Principles and Practice
- Colin Robson - University of Huddersfield, UK
Evaluation (General) | Evaluation Theory
Evaluation research can assess the value and effectiveness of interventions and innovations involving people. While this has often been on a grand scale, this book focuses on small-scale projects carried out by an individual or small group, typically lasting for weeks or at most a few months, at a local rather than national level. Using limited jargon and featuring integrated, real-world examples, this second edition offers a clear, accessible background to evaluation and prepares you to undertake your own small-scale evaluation research project.
Key features include discussion of:
- Different approaches to evaluation and how to choose between them
- The advantages and disadvantages of randomized controlled trials (RCTs)
- Realist evaluation and its increasing importance
- The centrality of ethical and political issues
- The influence and opportunity of the Internet
Tightly focused on the realities of carrying out small-scale evaluation, Small-Scale Evaluation is a highly practical guide covering the needs of both social scientists and others without this background.
Colin Robson is an Emeritus Professor in the School of Human & Health Sciences at the University of Huddersfield.
A masterfully written text making complex issues approachable and very workable! Robson’s personable style as if engaged in a conversation with the reader entices and enlightens.

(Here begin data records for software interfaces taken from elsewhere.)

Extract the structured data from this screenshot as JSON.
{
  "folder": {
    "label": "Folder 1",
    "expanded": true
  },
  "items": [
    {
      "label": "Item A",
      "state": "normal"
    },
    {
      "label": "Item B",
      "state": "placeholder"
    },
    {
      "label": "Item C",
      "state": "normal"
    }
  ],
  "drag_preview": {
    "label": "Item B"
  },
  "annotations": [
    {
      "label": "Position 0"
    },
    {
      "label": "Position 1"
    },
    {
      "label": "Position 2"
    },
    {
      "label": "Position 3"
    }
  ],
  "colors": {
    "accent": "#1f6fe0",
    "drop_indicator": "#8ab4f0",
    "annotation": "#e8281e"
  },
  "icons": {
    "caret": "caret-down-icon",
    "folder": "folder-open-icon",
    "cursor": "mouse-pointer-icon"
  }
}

It is rare to find a text that to such an extent combines user-friendliness and an engaging style without compromising scientific stringency, ethics or practical usefulness and common sense. This is indeed a treasure trove for students and professionals of any kind and everywhere whose study or work involves people in groups and organisations in need of development, change or just a healthy reality check on how their organisation is doing.

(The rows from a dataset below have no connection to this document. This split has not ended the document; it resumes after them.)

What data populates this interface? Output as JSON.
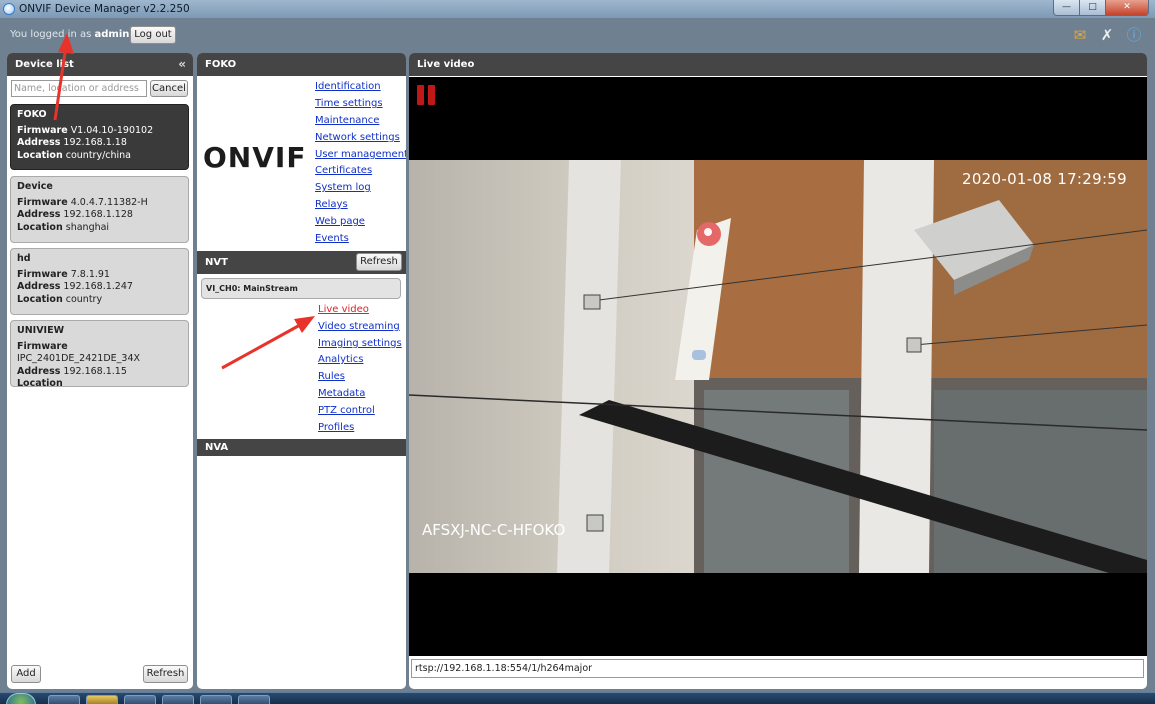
{
  "window": {
    "title": "ONVIF Device Manager v2.2.250"
  },
  "login": {
    "prefix": "You logged in as",
    "user": "admin",
    "logout_label": "Log out"
  },
  "device_list": {
    "header": "Device list",
    "search_placeholder": "Name, location or address",
    "cancel_label": "Cancel",
    "devices": [
      {
        "name": "FOKO",
        "firmware": "V1.04.10-190102",
        "address": "192.168.1.18",
        "location": "country/china"
      },
      {
        "name": "Device",
        "firmware": "4.0.4.7.11382-H",
        "address": "192.168.1.128",
        "location": "shanghai"
      },
      {
        "name": "hd",
        "firmware": "7.8.1.91",
        "address": "192.168.1.247",
        "location": "country"
      },
      {
        "name": "UNIVIEW",
        "firmware": "IPC_2401DE_2421DE_34X",
        "address": "192.168.1.15",
        "location": ""
      }
    ],
    "field_labels": {
      "firmware": "Firmware",
      "address": "Address",
      "location": "Location"
    },
    "add_label": "Add",
    "refresh_label": "Refresh"
  },
  "device_panel": {
    "header": "FOKO",
    "logo_text": "ONVIF",
    "menu": [
      "Identification",
      "Time settings",
      "Maintenance",
      "Network settings",
      "User management",
      "Certificates",
      "System log",
      "Relays",
      "Web page",
      "Events"
    ],
    "nvt_header": "NVT",
    "nvt_refresh_label": "Refresh",
    "stream_name": "VI_CH0: MainStream",
    "stream_menu": [
      "Live video",
      "Video streaming",
      "Imaging settings",
      "Analytics",
      "Rules",
      "Metadata",
      "PTZ control",
      "Profiles"
    ],
    "active_stream_item": "Live video",
    "nva_header": "NVA"
  },
  "live_video": {
    "header": "Live video",
    "timestamp": "2020-01-08  17:29:59",
    "osd_text": "AFSXJ-NC-C-HFOKO",
    "stream_url": "rtsp://192.168.1.18:554/1/h264major"
  },
  "colors": {
    "accent_active": "#e02020",
    "link": "#1030c8",
    "panel_header": "#454545",
    "arrow": "#e8332a"
  }
}
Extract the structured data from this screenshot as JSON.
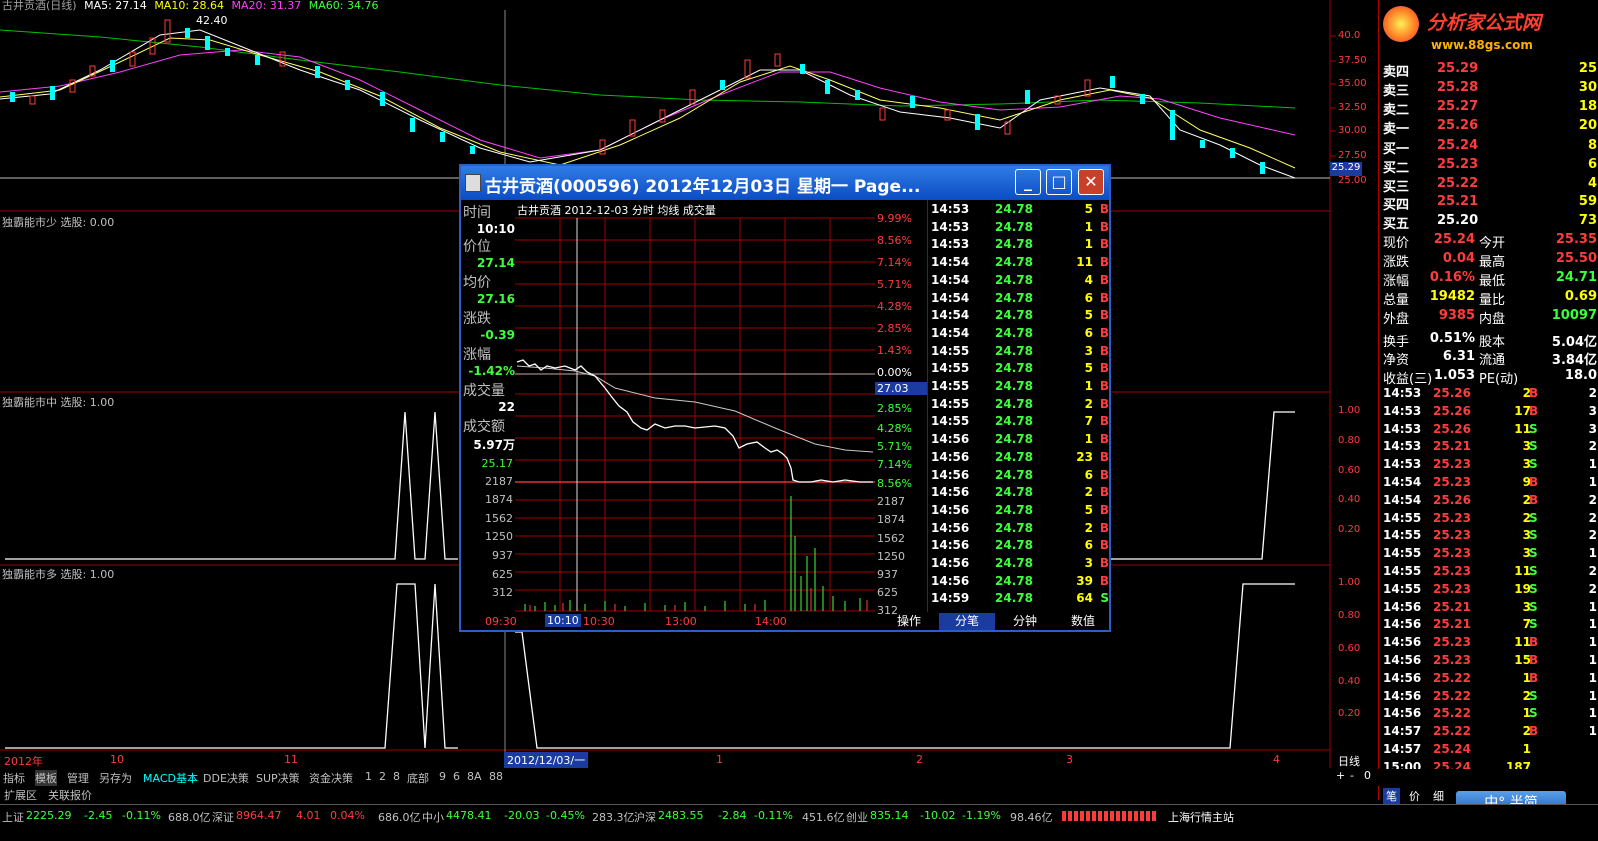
{
  "main": {
    "title": "古井贡酒(日线)",
    "ma": [
      {
        "label": "MA5: 27.14",
        "color": "#ffffff"
      },
      {
        "label": "MA10: 28.64",
        "color": "#ffff00"
      },
      {
        "label": "MA20: 31.37",
        "color": "#ff40ff"
      },
      {
        "label": "MA60: 34.76",
        "color": "#00ff00"
      }
    ],
    "high_label": "42.40",
    "price_axis": [
      "40.0",
      "37.50",
      "35.00",
      "32.50",
      "30.00",
      "27.50",
      "25.00"
    ],
    "current_price_tag": "25.29",
    "panel2_label": "独霸能市少  选股: 0.00",
    "panel3_label": "独霸能市中  选股: 1.00",
    "panel3_axis": [
      "1.00",
      "0.80",
      "0.60",
      "0.40",
      "0.20"
    ],
    "panel4_label": "独霸能市多  选股: 1.00",
    "panel4_axis": [
      "1.00",
      "0.80",
      "0.60",
      "0.40",
      "0.20"
    ],
    "date_axis": [
      "2012年",
      "10",
      "11",
      "2012/12/03/一",
      "1",
      "2",
      "3",
      "4"
    ],
    "period": "日线"
  },
  "popup": {
    "title": "古井贡酒(000596)  2012年12月03日  星期一  Page...",
    "header": "古井贡酒    2012-12-03 分时  均线  成交量",
    "header_cheng": "成",
    "labels": {
      "time": "时间",
      "time_val": "10:10",
      "price": "价位",
      "price_val": "27.14",
      "avg": "均价",
      "avg_val": "27.16",
      "chg": "涨跌",
      "chg_val": "-0.39",
      "pct": "涨幅",
      "pct_val": "-1.42%",
      "vol": "成交量",
      "vol_val": "22",
      "amt": "成交额",
      "amt_val": "5.97万"
    },
    "left_axis_vol": [
      "25.17",
      "2187",
      "1874",
      "1562",
      "1250",
      "937",
      "625",
      "312"
    ],
    "right_axis_pct": [
      "9.99%",
      "8.56%",
      "7.14%",
      "5.71%",
      "4.28%",
      "2.85%",
      "1.43%",
      "0.00%",
      "27.03",
      "2.85%",
      "4.28%",
      "5.71%",
      "7.14%",
      "8.56%",
      "2187",
      "1874",
      "1562",
      "1250",
      "937",
      "625",
      "312"
    ],
    "time_axis": [
      "09:30",
      "10:10",
      "10:30",
      "13:00",
      "14:00"
    ],
    "ticks": [
      [
        "14:53",
        "24.78",
        "5",
        "B"
      ],
      [
        "14:53",
        "24.78",
        "1",
        "B"
      ],
      [
        "14:53",
        "24.78",
        "1",
        "B"
      ],
      [
        "14:54",
        "24.78",
        "11",
        "B"
      ],
      [
        "14:54",
        "24.78",
        "4",
        "B"
      ],
      [
        "14:54",
        "24.78",
        "6",
        "B"
      ],
      [
        "14:54",
        "24.78",
        "5",
        "B"
      ],
      [
        "14:54",
        "24.78",
        "6",
        "B"
      ],
      [
        "14:55",
        "24.78",
        "3",
        "B"
      ],
      [
        "14:55",
        "24.78",
        "5",
        "B"
      ],
      [
        "14:55",
        "24.78",
        "1",
        "B"
      ],
      [
        "14:55",
        "24.78",
        "2",
        "B"
      ],
      [
        "14:55",
        "24.78",
        "7",
        "B"
      ],
      [
        "14:56",
        "24.78",
        "1",
        "B"
      ],
      [
        "14:56",
        "24.78",
        "23",
        "B"
      ],
      [
        "14:56",
        "24.78",
        "6",
        "B"
      ],
      [
        "14:56",
        "24.78",
        "2",
        "B"
      ],
      [
        "14:56",
        "24.78",
        "5",
        "B"
      ],
      [
        "14:56",
        "24.78",
        "2",
        "B"
      ],
      [
        "14:56",
        "24.78",
        "6",
        "B"
      ],
      [
        "14:56",
        "24.78",
        "3",
        "B"
      ],
      [
        "14:56",
        "24.78",
        "39",
        "B"
      ],
      [
        "14:59",
        "24.78",
        "64",
        "S"
      ]
    ],
    "tabs": [
      "操作",
      "分笔",
      "分钟",
      "数值"
    ]
  },
  "quote": {
    "logo": "分析家公式网",
    "logo_url": "www.88gs.com",
    "asks": [
      [
        "卖四",
        "25.29",
        "25"
      ],
      [
        "卖三",
        "25.28",
        "30"
      ],
      [
        "卖二",
        "25.27",
        "18"
      ],
      [
        "卖一",
        "25.26",
        "20"
      ]
    ],
    "bids": [
      [
        "买一",
        "25.24",
        "8"
      ],
      [
        "买二",
        "25.23",
        "6"
      ],
      [
        "买三",
        "25.22",
        "4"
      ],
      [
        "买四",
        "25.21",
        "59"
      ],
      [
        "买五",
        "25.20",
        "73"
      ]
    ],
    "stats": [
      [
        "现价",
        "25.24",
        "今开",
        "25.35"
      ],
      [
        "涨跌",
        "0.04",
        "最高",
        "25.50"
      ],
      [
        "涨幅",
        "0.16%",
        "最低",
        "24.71"
      ],
      [
        "总量",
        "19482",
        "量比",
        "0.69"
      ],
      [
        "外盘",
        "9385",
        "内盘",
        "10097"
      ],
      [
        "换手",
        "0.51%",
        "股本",
        "5.04亿"
      ],
      [
        "净资",
        "6.31",
        "流通",
        "3.84亿"
      ],
      [
        "收益(三)",
        "1.053",
        "PE(动)",
        "18.0"
      ]
    ],
    "trades": [
      [
        "14:53",
        "25.26",
        "2",
        "B",
        "2"
      ],
      [
        "14:53",
        "25.26",
        "17",
        "B",
        "3"
      ],
      [
        "14:53",
        "25.26",
        "11",
        "S",
        "3"
      ],
      [
        "14:53",
        "25.21",
        "3",
        "S",
        "2"
      ],
      [
        "14:53",
        "25.23",
        "3",
        "S",
        "1"
      ],
      [
        "14:54",
        "25.23",
        "9",
        "B",
        "1"
      ],
      [
        "14:54",
        "25.26",
        "2",
        "B",
        "2"
      ],
      [
        "14:55",
        "25.23",
        "2",
        "S",
        "2"
      ],
      [
        "14:55",
        "25.23",
        "3",
        "S",
        "2"
      ],
      [
        "14:55",
        "25.23",
        "3",
        "S",
        "1"
      ],
      [
        "14:55",
        "25.23",
        "11",
        "S",
        "2"
      ],
      [
        "14:55",
        "25.23",
        "19",
        "S",
        "2"
      ],
      [
        "14:56",
        "25.21",
        "3",
        "S",
        "1"
      ],
      [
        "14:56",
        "25.21",
        "7",
        "S",
        "1"
      ],
      [
        "14:56",
        "25.23",
        "11",
        "B",
        "1"
      ],
      [
        "14:56",
        "25.23",
        "15",
        "B",
        "1"
      ],
      [
        "14:56",
        "25.22",
        "1",
        "B",
        "1"
      ],
      [
        "14:56",
        "25.22",
        "2",
        "S",
        "1"
      ],
      [
        "14:56",
        "25.22",
        "1",
        "S",
        "1"
      ],
      [
        "14:57",
        "25.22",
        "2",
        "B",
        "1"
      ],
      [
        "14:57",
        "25.24",
        "1",
        "",
        ""
      ],
      [
        "15:00",
        "25.24",
        "187",
        "",
        ""
      ]
    ],
    "bottom_tabs": [
      "笔",
      "价",
      "细"
    ],
    "ime": "中°,半简"
  },
  "toolbar": {
    "items": [
      "指标",
      "模板",
      "管理",
      "另存为",
      "MACD基本",
      "DDE决策",
      "SUP决策",
      "资金决策",
      "1",
      "2",
      "8",
      "底部",
      "9",
      "6",
      "8A",
      "88"
    ],
    "row2": [
      "扩展区",
      "关联报价"
    ],
    "zoom": [
      "+",
      "-",
      "0"
    ]
  },
  "status": {
    "sh_label": "上证",
    "sh_val": "2225.29",
    "sh_chg": "-2.45",
    "sh_pct": "-0.11%",
    "sh_amt": "688.0亿",
    "sz_label": "深证",
    "sz_val": "8964.47",
    "sz_chg": "4.01",
    "sz_pct": "0.04%",
    "sz_amt": "686.0亿",
    "zx_label": "中小",
    "zx_val": "4478.41",
    "zx_chg": "-20.03",
    "zx_pct": "-0.45%",
    "zx_amt": "283.3亿",
    "hs_label": "沪深",
    "hs_val": "2483.55",
    "hs_chg": "-2.84",
    "hs_pct": "-0.11%",
    "hs_amt": "451.6亿",
    "cy_label": "创业",
    "cy_val": "835.14",
    "cy_chg": "-10.02",
    "cy_pct": "-1.19%",
    "cy_amt": "98.46亿",
    "server": "上海行情主站"
  }
}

This is a marvelous book. It communicates clearly and directly to the reader, making the subject accessible and usable rather than abstruse or forbidding. Robson excels in thinking with the reader and getting the reader to think along with him, so that reading his work seems like collaborating with a helpful mentor. Supported by many helpful diagrams and charts, he uses real-world situations, contexts, examples, and research literature to give the reader an understanding of how she might go about conducting actual research using this book as a guide. He discusses the challenges a researcher can face in conducting evaluations, such as getting those being studied to collaborate in the research project, and the strengths and weaknesses, benefits and pitfalls of so doing. And it is of great value that his focus is specifically on small-scale evaluation, because that is the type of evaluation in which a student or budding researcher is most likely to be involved. Robson is a great demystifier and guide--other research texts would benefit greatly from adopting Robson's style of thinking, writing, and guiding.

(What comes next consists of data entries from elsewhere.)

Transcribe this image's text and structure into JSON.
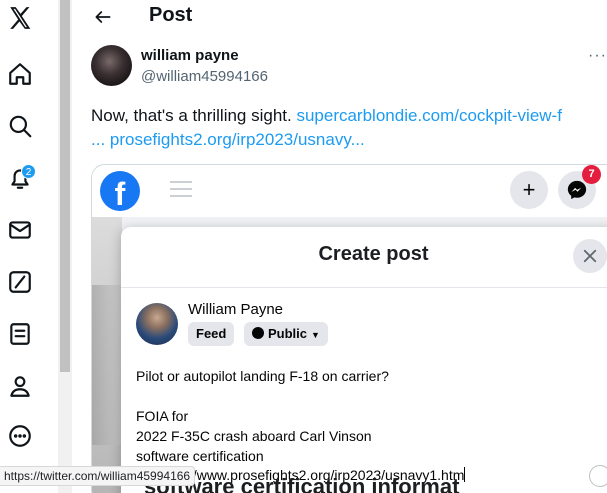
{
  "nav": {
    "notifications_badge": "2"
  },
  "header": {
    "title": "Post"
  },
  "tweet": {
    "author_name": "william payne",
    "author_handle": "@william45994166",
    "more": "···",
    "text_prefix": "Now, that's a thrilling sight. ",
    "link1": "supercarblondie.com/cockpit-view-f",
    "ellipsis": "... ",
    "link2": "prosefights2.org/irp2023/usnavy..."
  },
  "embed": {
    "fb_logo": "f",
    "plus": "+",
    "messenger_badge": "7",
    "dialog": {
      "title": "Create post",
      "user_name": "William Payne",
      "feed_label": "Feed",
      "privacy_label": "Public",
      "lines": [
        "Pilot or autopilot landing F-18 on carrier?",
        "",
        "FOIA for",
        "2022 F-35C crash aboard Carl Vinson",
        "software certification"
      ],
      "url_line": "ionhttps://www.prosefights2.org/irp2023/usnavy1.htm"
    },
    "background_text": "software certification informat"
  },
  "status_bar": {
    "url": "https://twitter.com/william45994166"
  },
  "colors": {
    "accent": "#1d9bf0",
    "facebook_blue": "#1877f2",
    "messenger_badge": "#e41e3f"
  }
}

Sample Materials & Chapters
Chapter 2: Evaluation: The What and the Why